CHARLESTON, W.Va. -- Kanawha County emergency officials hope a new way of treating heart attacks will save lives.
From now on, medics in Kanawha County who respond to patients in cardiac arrest will perform CPR for at least 20 minutes before transporting the patient to a hospital, said Dr. John Turley, medical director for the Kanawha County Ambulance Authority.
"Historically the way [cardiac arrest] patients were handled is, quickly loaded into the ambulance and hurried to hospital as fast as we could get there, and [medics] attempted to do CPR in the back of the ambulance," Turley said.
But research has shown that in the rush to get patients to the hospital, medics in ambulances were not doing effective CPR, Turley said.
Medics transporting patients also were losing valuable time that instead could be used for CPR, Turley said. During cardiac arrest, when the heart suddenly stops beating, causing the loss of blood flow to the body, minutes are critical, he said.
Survival rates for cardiac arrest are low -- around 5 percent nationwide, Turley said.
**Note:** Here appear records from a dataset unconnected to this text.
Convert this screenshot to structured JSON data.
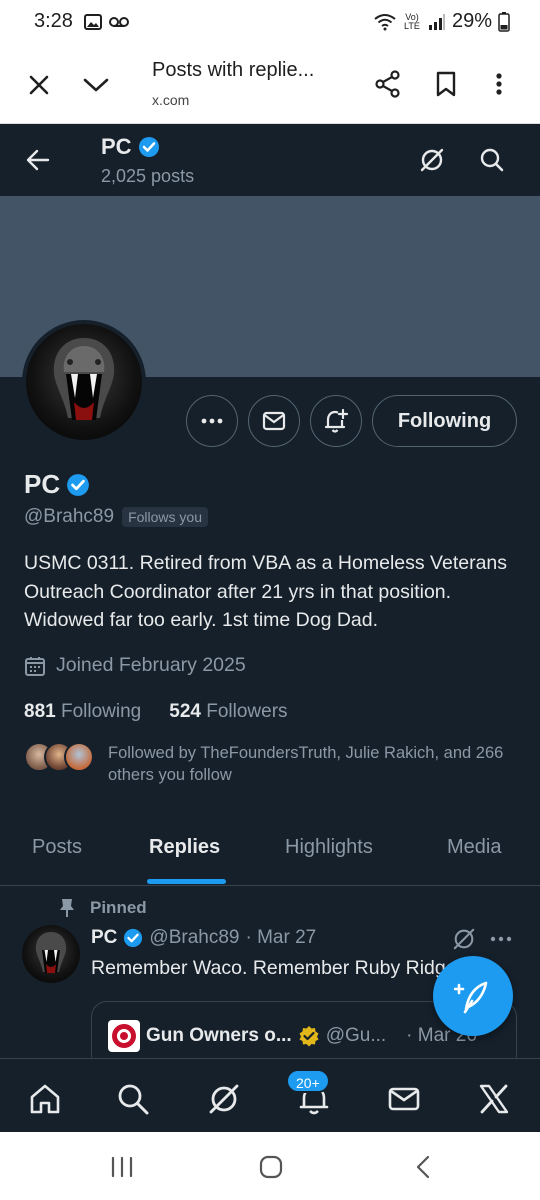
{
  "status_bar": {
    "time": "3:28",
    "battery": "29%",
    "network": "Vo) LTE"
  },
  "browser": {
    "title": "Posts with replie...",
    "url": "x.com",
    "icons": [
      "close-icon",
      "chevron-down-icon",
      "share-icon",
      "bookmark-icon",
      "more-vert-icon"
    ]
  },
  "header": {
    "name": "PC",
    "posts_count": "2,025 posts"
  },
  "profile": {
    "name": "PC",
    "handle": "@Brahc89",
    "follows_you": "Follows you",
    "bio": "USMC 0311. Retired from VBA as a Homeless Veterans Outreach Coordinator after 21 yrs in that position. Widowed far too early. 1st time Dog Dad.",
    "joined": "Joined February 2025",
    "following_count": "881",
    "following_label": "Following",
    "followers_count": "524",
    "followers_label": "Followers",
    "followed_by": "Followed by TheFoundersTruth, Julie Rakich, and 266 others you follow",
    "follow_button": "Following"
  },
  "tabs": [
    {
      "label": "Posts",
      "active": false
    },
    {
      "label": "Replies",
      "active": true
    },
    {
      "label": "Highlights",
      "active": false
    },
    {
      "label": "Media",
      "active": false
    }
  ],
  "pinned_post": {
    "pinned_label": "Pinned",
    "author": "PC",
    "handle": "@Brahc89",
    "date": "· Mar 27",
    "text": "Remember Waco. Remember Ruby Ridge",
    "quote": {
      "author": "Gun Owners o...",
      "handle": "@Gu...",
      "date": "· Mar 26"
    }
  },
  "bottom_nav": {
    "notifications_badge": "20+"
  },
  "colors": {
    "background": "#15202b",
    "banner": "#425466",
    "accent": "#1d9bf0",
    "secondary_text": "#8b98a5",
    "border": "#38444d"
  }
}
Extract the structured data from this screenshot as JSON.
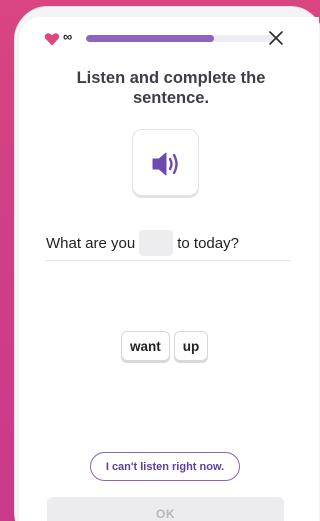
{
  "topbar": {
    "lives_symbol": "∞",
    "progress_fraction": 0.68,
    "accent_color": "#8a64bd",
    "heart_color": "#e0457b"
  },
  "prompt": {
    "title": "Listen and complete the sentence."
  },
  "sentence": {
    "before": "What are you",
    "after": "to today?"
  },
  "choices": [
    "want",
    "up"
  ],
  "actions": {
    "cant_listen_label": "I can't listen right now.",
    "ok_label": "OK"
  },
  "icons": {
    "heart": "heart-icon",
    "close": "close-icon",
    "audio": "speaker-icon"
  }
}
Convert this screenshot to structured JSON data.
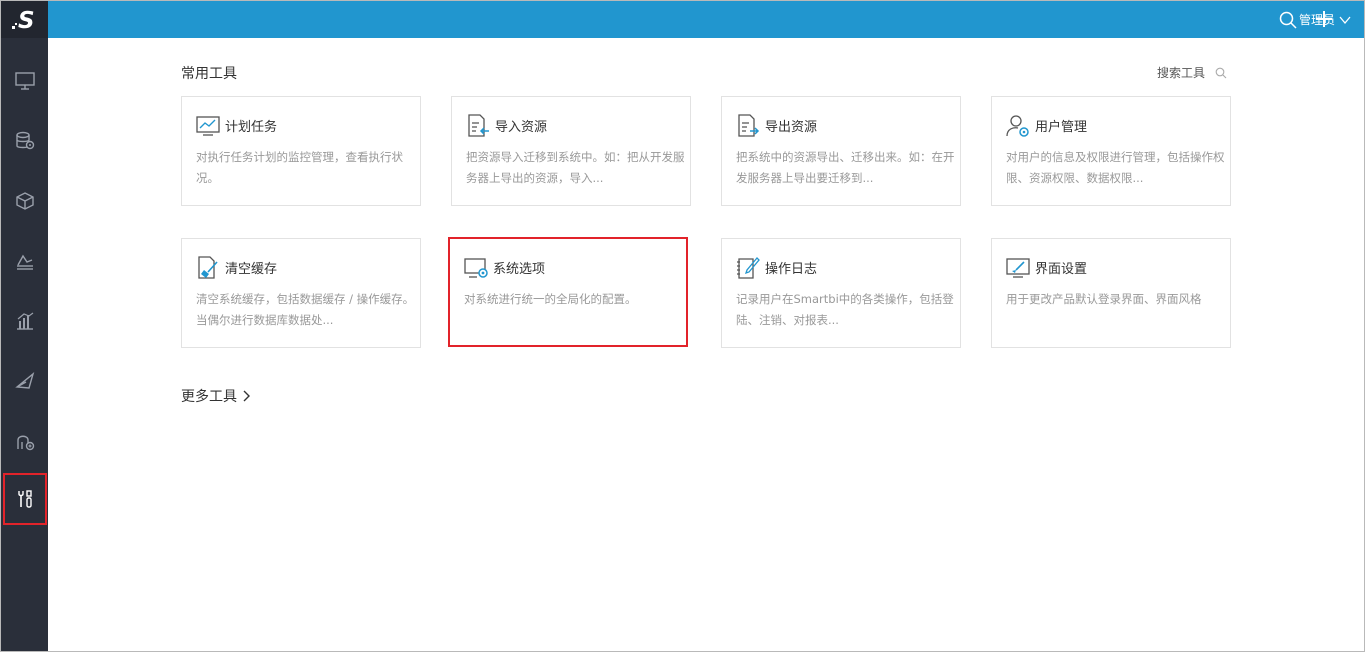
{
  "app": {
    "logo_text": "S"
  },
  "sidebar": {
    "items": [
      {
        "icon": "monitor-icon"
      },
      {
        "icon": "database-settings-icon"
      },
      {
        "icon": "cube-icon"
      },
      {
        "icon": "layers-chart-icon"
      },
      {
        "icon": "bar-chart-icon"
      },
      {
        "icon": "send-icon"
      },
      {
        "icon": "user-plus-icon"
      },
      {
        "icon": "tools-icon",
        "active": true
      }
    ]
  },
  "topbar": {
    "user_label": "管理员"
  },
  "main": {
    "section_title": "常用工具",
    "search_label": "搜索工具",
    "more_tools_label": "更多工具",
    "cards": [
      {
        "title": "计划任务",
        "desc": "对执行任务计划的监控管理，查看执行状况。",
        "icon": "schedule-icon"
      },
      {
        "title": "导入资源",
        "desc": "把资源导入迁移到系统中。如：把从开发服务器上导出的资源，导入...",
        "icon": "import-icon"
      },
      {
        "title": "导出资源",
        "desc": "把系统中的资源导出、迁移出来。如：在开发服务器上导出要迁移到...",
        "icon": "export-icon"
      },
      {
        "title": "用户管理",
        "desc": "对用户的信息及权限进行管理，包括操作权限、资源权限、数据权限...",
        "icon": "user-management-icon"
      },
      {
        "title": "清空缓存",
        "desc": "清空系统缓存，包括数据缓存 / 操作缓存。当偶尔进行数据库数据处...",
        "icon": "clear-cache-icon"
      },
      {
        "title": "系统选项",
        "desc": "对系统进行统一的全局化的配置。",
        "icon": "system-options-icon"
      },
      {
        "title": "操作日志",
        "desc": "记录用户在Smartbi中的各类操作，包括登陆、注销、对报表...",
        "icon": "operation-log-icon"
      },
      {
        "title": "界面设置",
        "desc": "用于更改产品默认登录界面、界面风格",
        "icon": "interface-settings-icon"
      }
    ]
  },
  "colors": {
    "topbar": "#2196cf",
    "sidebar": "#2a2f3a",
    "highlight": "#e2232a"
  }
}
However, that survival rate increases to 12 percent when CPR is administered at the scene for at least 20 minutes, he said.
Ambulance officials plan to announce the procedure change at a news conference Tuesday, but the change went into effect Monday, Turley said.
"We're doing an announcement because it seems counterintuitive, not going to the hospital as soon as possible," Turley said. "But spending more time onsite doing the CPR, the patient has a better chance of long-term survival."